Which brings me to Xian and his love of the game.
I’m going to include a website link here for the game just so you have a reference. There are very complicated yaku and the link shows some of the basic ones. Only some of these are played in the Hawai’i but it gives you a good idea of how they are constructed. Also, the Hawai’i game does not have the plain cards as 1 pt. For us, they are rubbish and discarded.
Link to basic hanafuda rules: https://www.hanafuda.fr/en/
Hawai’i rules: https://en.wikipedia.org/wiki/Hawaiian-style_Koi-Koi
In a lot of ways, hanafuda play marks the passage of time. Each suit represents a month as is depicted by a seasonal plant associated with that month. Since the play can vary, there’s a lot of intrigue while laying down your cards and that’s something that would greatly appeal to Xian. See, he truly is by nature a cat and this is one way he plays with humans. His brother, Jiro, has his own ways and those are best left for another time.
The thing with hanafuda and playing in Chinatown gambling halls is not just an exchange of money because trust me, fortunes have been won and lost betting on the appearance of the yakuza card at the wrong moment but there also is the very good chance that a favour or two will be won. Oftentimes, that’s a greater coin than actual cash. Xian is a dealer of secrets and he hoards them, tucking them away until he needs them later on. Remember, for him, this is a long game. Someone might not realize a secret shared over whiskey and cigarettes twenty years ago will come back to haunt him but it will and Xian will probably be the one to reap the rewards.
Gambling is a very serious business and hanafuda games are a great place to do business. Or even simply overhear business. While it’s technically a “Japanese” game, it’s flowed over into other types of dens, including mahjongg parlors but tile play is sometimes too chancy. Xian likes a game he can manipulate and guide.

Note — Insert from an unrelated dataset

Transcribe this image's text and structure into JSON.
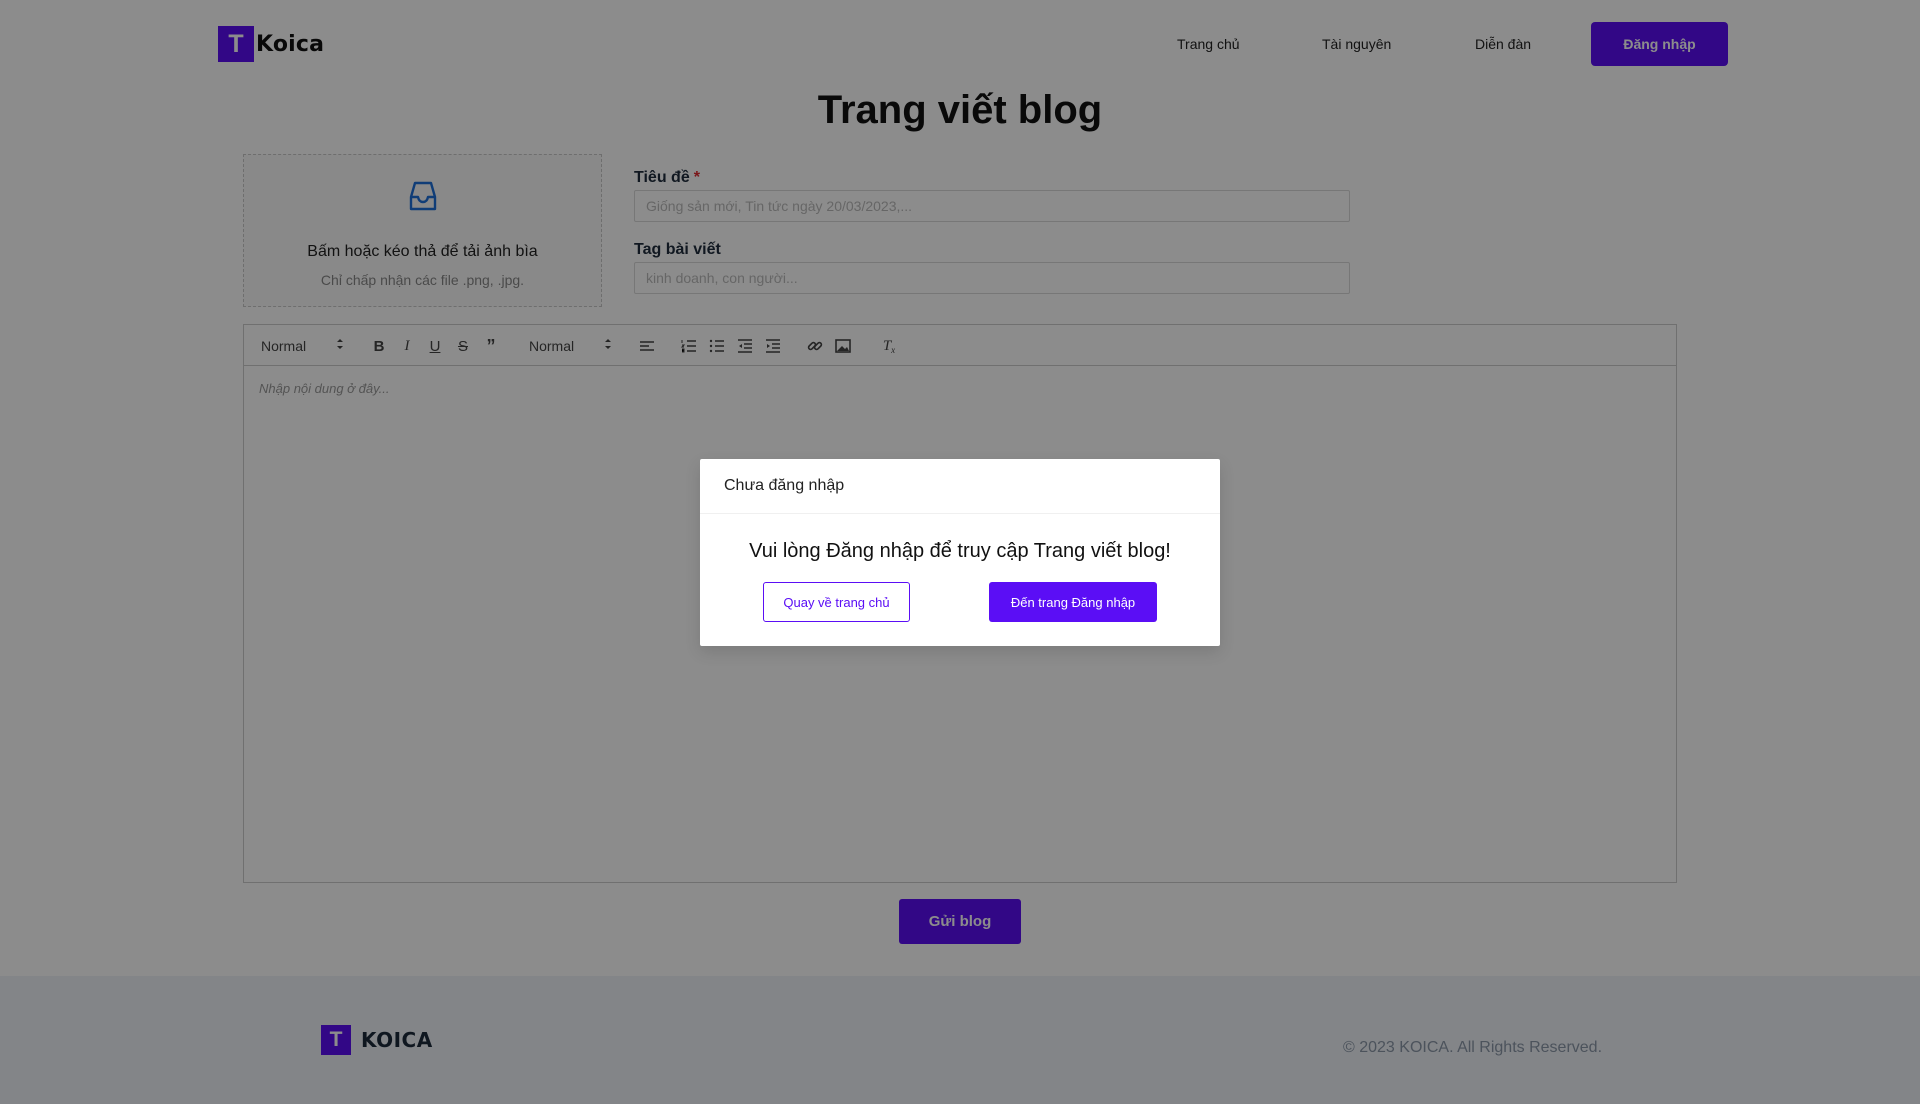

Which is kind of why Spencer intrigues him so much. Inspector Ricci is not one to be led by the nose and Xian is very much aware of that. In a lot of ways, he is as enigmatic as the hanafuda deck, changeable and with varying levels of emotional power.
ABOUT THE AUTHOR
Rhys Ford is an award-winning author with several long-running LGBT+ mystery, thriller, paranormal, and urban fantasy series and is a two-time LAMBDA finalist with her Murder and Mayhem novels. She is also a 2017 Gold and Silver Medal winner in the Florida Authors and Publishers President’s Book Awards for her novels Ink and Shadows and Hanging the Stars. She is published by Dreamspinner Press and DSP Publications.
She’s also quite skeptical about bios without a dash of something personal and really, who doesn’t mention their cats, dog and cars in a bio? She shares the house with Harley, a grey tuxedo with a flower on her face, Badger, a disgruntled alley cat who isn’t sure living inside is a step up the social ladder as well as a ginger cairn terrorist named Gus. Rhys is also enslaved to the upkeep a 1979 Pontiac Firebird and enjoys murdering make-believe people.
Rhys can be found at the following locations:
Facebook Group: Coffee, Cats, and Murder: https://www.facebook.com/groups/635660536617002/
Rhys is giving away a $20 Gift Card to the online retailer of the winner’s choice at every stop on this tour. Fill out the rafflecopter for your chance to win!